MANHATTAN — Given the high temperatures much of the country has been experiencing lately, it's important to remember that our furry canine friends have an extra layer on and are susceptible to the heat, according to a Kansas State University veterinarian.

When the summer heat index rises, the risk for dehydrated and overheated dogs does the same, said Susan Nelson, clinical professor at the university's Veterinary Health Center. Nelson said it's important to recognize the signs of heat stroke in your pet and know what you can do to prevent it from becoming a problem.

According to the Centers for Disease Control and Prevention, when temperatures outside range from 80 to 100 degrees, the temperature inside a car parked in direct sunlight can quickly climb to between 130 to 172 degrees. That means it's best to leave pets at home when running errands, Nelson said.

"Even with the windows cracked, we should never leave our pets in a vehicle unattended," Nelson said. "For what might seem like a short trip into the bank, it can end up being fatal for our pets."

To prevent heat stroke in your pets, Nelson said to keep in mind the time of day you take them outside for walks or runs. She recommends taking them out in the cooler morning or later evening hours.

"Even if they have never had a problem with heat before, watch for signs of lagging behind, thick saliva and dark mucus membranes. These are all indications your dog might be starting to get heat stress," Nelson said.

The following are some of the symptoms Nelson said to watch for when trying to detect heat stroke in your dog:

• Body temperature above 103 degrees.
• Excessive or vigorous panting.
• Dark red, blue or purple gums.
• Thick saliva and excessive drooling.
• Dizziness or disorientation.
• Restlessness or appearing distressed.
• Rapid heart rate or irregular heartbeat.
• Vomiting or urinating blood, or traces of blood in bowel  movements.
• Seizures and muscle tremors.
• Lying down and unwilling or unable to get up.
• Collapse or loss of consciousness where the animal cannot be awakened.

If you think your dog is starting to become overheated, move it to a shaded area and offer cool water to drink until the dog has cooled down, Nelson said. If your dog is showing signs of more advanced heat stress, wet it down with cool water — not ice water — and place the dog in front of a fan. If its condition does not change, run the air conditioning in your car and get the dog to a veterinarian for further treatment immediately, as every second counts, she said.

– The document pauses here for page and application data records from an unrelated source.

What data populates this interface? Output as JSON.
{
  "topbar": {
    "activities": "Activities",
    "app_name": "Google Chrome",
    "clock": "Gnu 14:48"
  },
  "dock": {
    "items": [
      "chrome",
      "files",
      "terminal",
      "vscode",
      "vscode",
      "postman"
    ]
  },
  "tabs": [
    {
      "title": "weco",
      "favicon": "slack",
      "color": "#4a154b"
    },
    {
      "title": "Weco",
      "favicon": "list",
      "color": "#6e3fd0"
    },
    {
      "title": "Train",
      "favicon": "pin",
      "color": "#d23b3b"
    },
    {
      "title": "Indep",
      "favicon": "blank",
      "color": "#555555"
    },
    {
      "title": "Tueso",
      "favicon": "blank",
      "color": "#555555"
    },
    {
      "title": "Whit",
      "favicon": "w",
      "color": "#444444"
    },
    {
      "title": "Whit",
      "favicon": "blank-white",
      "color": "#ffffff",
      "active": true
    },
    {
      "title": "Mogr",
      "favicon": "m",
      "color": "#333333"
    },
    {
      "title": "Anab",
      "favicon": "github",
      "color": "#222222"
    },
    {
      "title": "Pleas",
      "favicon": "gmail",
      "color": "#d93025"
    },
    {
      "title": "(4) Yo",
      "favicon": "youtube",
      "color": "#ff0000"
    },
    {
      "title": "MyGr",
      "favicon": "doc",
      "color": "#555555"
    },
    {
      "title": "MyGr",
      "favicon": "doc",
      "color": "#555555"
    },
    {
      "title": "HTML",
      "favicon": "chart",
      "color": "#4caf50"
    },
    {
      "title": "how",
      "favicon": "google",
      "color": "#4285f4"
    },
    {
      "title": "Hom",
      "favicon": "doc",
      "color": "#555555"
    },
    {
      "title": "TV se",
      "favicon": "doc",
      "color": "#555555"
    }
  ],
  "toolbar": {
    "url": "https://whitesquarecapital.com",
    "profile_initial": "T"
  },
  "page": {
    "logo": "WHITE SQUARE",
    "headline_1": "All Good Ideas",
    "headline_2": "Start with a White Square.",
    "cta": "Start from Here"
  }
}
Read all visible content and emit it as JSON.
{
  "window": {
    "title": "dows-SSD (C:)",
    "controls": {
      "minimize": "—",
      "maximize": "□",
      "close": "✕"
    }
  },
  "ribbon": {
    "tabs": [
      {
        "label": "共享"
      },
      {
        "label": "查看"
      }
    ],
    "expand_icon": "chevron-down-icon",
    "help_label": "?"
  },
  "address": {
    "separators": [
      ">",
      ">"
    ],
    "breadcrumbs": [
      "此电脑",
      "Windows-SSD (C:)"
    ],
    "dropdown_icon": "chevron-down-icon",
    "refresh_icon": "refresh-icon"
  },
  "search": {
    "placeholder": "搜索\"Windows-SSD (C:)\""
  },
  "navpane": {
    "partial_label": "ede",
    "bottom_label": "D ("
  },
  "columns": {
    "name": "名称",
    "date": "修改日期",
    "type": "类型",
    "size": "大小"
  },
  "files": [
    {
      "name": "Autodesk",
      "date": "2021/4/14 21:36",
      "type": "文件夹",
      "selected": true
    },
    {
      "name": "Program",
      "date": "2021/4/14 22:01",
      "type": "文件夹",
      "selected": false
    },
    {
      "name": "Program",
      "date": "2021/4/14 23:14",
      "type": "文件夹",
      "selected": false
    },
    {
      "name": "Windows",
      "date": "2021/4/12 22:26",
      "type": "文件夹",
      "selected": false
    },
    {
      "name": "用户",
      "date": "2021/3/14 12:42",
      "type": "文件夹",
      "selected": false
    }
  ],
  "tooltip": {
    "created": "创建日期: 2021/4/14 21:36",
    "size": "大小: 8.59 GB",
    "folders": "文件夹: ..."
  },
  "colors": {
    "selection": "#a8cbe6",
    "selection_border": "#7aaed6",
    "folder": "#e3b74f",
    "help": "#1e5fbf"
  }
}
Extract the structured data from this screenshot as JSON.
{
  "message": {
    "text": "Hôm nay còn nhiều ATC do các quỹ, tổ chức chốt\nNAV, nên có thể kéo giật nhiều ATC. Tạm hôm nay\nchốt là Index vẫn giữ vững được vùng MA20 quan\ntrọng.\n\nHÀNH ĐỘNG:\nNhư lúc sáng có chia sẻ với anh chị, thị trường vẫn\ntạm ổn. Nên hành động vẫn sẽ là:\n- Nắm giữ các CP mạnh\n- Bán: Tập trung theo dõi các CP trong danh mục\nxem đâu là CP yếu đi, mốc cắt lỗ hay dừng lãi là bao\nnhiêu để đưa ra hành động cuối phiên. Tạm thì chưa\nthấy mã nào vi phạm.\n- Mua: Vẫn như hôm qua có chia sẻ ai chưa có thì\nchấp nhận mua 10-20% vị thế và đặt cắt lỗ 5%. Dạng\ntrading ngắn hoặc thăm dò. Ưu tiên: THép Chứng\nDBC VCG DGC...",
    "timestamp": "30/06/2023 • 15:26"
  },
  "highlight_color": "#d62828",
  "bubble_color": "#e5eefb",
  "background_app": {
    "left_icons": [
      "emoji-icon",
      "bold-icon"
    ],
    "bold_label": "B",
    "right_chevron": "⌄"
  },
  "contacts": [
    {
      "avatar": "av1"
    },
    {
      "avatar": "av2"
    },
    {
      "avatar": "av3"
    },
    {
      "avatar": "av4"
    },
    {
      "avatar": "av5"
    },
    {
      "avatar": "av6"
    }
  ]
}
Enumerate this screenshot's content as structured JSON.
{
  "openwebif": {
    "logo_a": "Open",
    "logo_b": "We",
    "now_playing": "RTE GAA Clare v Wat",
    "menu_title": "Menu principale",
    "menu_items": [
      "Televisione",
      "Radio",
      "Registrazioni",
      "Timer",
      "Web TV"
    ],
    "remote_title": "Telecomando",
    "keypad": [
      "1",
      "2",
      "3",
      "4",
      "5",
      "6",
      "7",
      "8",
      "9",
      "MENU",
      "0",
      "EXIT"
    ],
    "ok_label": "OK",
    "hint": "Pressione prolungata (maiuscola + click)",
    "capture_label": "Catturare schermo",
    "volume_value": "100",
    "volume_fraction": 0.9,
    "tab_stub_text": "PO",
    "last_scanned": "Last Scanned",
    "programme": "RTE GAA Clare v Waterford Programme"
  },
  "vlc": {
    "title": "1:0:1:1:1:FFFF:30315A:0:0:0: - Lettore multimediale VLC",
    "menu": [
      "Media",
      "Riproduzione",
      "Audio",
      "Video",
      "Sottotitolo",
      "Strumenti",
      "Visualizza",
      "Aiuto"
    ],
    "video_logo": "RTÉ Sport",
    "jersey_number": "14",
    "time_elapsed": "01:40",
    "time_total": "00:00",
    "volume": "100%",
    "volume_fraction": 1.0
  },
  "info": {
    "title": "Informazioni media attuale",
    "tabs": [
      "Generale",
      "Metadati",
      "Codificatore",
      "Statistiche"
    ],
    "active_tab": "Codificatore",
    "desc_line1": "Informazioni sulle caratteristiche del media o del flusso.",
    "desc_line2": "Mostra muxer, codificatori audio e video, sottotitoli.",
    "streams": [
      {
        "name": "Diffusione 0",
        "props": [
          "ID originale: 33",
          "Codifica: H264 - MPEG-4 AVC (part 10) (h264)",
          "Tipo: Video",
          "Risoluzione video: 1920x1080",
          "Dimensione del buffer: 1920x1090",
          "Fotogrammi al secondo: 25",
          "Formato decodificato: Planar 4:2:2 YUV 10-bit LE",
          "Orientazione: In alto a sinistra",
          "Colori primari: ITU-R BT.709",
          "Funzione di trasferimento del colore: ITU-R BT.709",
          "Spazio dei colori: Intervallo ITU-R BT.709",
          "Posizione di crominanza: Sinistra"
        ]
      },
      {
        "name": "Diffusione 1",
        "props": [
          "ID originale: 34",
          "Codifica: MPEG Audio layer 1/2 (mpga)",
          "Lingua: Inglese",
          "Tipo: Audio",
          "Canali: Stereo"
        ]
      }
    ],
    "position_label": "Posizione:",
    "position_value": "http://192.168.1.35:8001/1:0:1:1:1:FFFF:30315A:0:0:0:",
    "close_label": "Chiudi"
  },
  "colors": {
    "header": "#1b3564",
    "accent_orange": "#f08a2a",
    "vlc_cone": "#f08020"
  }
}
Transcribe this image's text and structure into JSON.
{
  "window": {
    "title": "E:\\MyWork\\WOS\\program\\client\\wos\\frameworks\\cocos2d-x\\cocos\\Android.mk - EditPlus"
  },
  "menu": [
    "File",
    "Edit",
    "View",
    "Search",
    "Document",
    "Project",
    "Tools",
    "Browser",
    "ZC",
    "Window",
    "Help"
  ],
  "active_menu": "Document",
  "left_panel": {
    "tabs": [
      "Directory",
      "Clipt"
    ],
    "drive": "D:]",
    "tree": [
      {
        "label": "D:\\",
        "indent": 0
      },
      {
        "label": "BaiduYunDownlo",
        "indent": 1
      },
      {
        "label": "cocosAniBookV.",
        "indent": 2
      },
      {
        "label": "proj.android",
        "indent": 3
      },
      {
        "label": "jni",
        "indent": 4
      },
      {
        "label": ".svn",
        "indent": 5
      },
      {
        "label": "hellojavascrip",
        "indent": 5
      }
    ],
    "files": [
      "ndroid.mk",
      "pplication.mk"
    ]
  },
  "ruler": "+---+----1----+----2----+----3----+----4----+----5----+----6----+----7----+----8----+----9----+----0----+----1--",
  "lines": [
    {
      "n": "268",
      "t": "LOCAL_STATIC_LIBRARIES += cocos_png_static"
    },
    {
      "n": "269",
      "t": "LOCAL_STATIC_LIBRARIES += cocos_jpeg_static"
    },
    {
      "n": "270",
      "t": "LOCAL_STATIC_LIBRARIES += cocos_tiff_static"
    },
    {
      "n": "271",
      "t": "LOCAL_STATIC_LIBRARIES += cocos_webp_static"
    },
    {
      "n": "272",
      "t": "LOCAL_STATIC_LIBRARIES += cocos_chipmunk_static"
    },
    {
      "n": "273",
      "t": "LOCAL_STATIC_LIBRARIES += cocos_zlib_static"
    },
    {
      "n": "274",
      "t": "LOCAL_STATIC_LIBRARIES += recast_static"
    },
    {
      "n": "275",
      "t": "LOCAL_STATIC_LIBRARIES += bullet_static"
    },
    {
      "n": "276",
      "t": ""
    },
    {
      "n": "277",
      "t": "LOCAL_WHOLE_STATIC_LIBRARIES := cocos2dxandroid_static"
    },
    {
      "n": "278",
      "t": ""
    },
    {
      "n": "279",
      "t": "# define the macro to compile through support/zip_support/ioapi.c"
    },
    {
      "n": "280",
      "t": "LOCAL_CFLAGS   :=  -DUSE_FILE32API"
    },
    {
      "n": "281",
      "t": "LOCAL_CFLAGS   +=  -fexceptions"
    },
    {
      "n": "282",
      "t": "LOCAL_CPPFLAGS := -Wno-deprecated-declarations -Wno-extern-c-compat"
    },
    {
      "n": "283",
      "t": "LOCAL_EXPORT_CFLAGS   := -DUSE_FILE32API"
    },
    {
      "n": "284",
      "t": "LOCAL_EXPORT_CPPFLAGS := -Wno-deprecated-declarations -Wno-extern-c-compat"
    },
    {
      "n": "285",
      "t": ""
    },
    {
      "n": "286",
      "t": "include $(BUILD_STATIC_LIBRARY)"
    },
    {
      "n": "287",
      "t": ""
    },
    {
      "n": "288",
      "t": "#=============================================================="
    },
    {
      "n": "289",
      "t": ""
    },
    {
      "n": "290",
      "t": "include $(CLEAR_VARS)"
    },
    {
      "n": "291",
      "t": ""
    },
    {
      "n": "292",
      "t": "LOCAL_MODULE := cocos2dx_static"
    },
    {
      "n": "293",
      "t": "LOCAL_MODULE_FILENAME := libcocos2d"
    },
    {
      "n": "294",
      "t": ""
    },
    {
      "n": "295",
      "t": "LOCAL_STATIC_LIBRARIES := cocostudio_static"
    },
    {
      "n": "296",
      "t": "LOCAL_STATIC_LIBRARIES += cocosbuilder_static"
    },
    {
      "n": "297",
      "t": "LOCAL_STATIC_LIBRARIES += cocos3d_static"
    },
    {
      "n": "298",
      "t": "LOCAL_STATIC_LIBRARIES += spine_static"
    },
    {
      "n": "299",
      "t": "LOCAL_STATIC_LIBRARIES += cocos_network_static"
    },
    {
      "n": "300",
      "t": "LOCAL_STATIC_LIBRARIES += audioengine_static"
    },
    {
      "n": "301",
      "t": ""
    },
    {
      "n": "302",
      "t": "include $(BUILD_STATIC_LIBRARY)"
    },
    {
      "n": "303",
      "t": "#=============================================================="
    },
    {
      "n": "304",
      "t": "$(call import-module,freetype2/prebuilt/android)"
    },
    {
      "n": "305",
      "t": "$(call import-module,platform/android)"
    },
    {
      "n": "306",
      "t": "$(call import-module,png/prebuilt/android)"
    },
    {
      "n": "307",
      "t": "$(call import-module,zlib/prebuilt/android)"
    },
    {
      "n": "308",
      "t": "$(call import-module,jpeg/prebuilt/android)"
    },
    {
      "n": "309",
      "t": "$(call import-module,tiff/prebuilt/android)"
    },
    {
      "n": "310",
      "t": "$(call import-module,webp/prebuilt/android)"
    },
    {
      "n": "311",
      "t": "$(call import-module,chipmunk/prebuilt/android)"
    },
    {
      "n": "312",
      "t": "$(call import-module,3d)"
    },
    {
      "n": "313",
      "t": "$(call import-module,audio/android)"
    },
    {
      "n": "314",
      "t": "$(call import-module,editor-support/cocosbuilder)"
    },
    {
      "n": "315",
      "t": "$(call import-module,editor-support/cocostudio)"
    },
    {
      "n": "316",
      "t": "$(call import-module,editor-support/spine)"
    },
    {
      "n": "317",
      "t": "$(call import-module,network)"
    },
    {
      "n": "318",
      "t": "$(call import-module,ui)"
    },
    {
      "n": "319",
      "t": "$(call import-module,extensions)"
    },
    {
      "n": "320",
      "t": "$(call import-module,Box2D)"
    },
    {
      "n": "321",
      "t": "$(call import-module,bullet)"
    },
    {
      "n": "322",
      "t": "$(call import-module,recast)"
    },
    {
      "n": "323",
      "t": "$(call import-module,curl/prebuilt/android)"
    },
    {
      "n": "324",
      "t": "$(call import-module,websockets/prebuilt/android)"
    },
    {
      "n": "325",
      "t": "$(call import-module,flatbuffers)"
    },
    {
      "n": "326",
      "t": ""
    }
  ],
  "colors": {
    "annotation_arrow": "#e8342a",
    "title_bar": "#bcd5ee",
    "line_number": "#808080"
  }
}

Dehydration also can be a problem with pets on hot summer days. Nelson said signs of severe dehydration, especially in dogs, include the appearance of sunken eyes, gums feeling dry and tacky, and overall weakness in the animal. Dogs pant to cool down, and they tend to pant frequently when overheated and tired, she said.

"When the air goes by, they dissipate the heat by breathing this way, but this also means it is easier for them to dehydrate more quickly when they're panting a lot," Nelson said.

Nelson also recommends that outdoor dogs and cats have access to plenty of fresh, clean water. Water bowls should be checked and filled as needed several times per day during hot weather. Food should be changed a minimum of twice daily, as it spoils quickly in warm weather and flies are attracted to food that is left out, she said.

If you notice your pet having medical problems contact a veterinarian immediately. You can also reach out to the Kansas State University Veterinary Health Center at 785-532-5690.


Susan Nelson


Veterinary Health Center


Download the following photo.

Susan Nelson

Susan Nelson, Kansas State University veterinarian and clinical professor at the Pet Health Center in the university's Veterinary Health Center.

Written by

Maddie Salerno

At a glance

A Kansas State University veterinarian says watch pets closely for signs of heat exhaustion and dehydration caused by summer heat.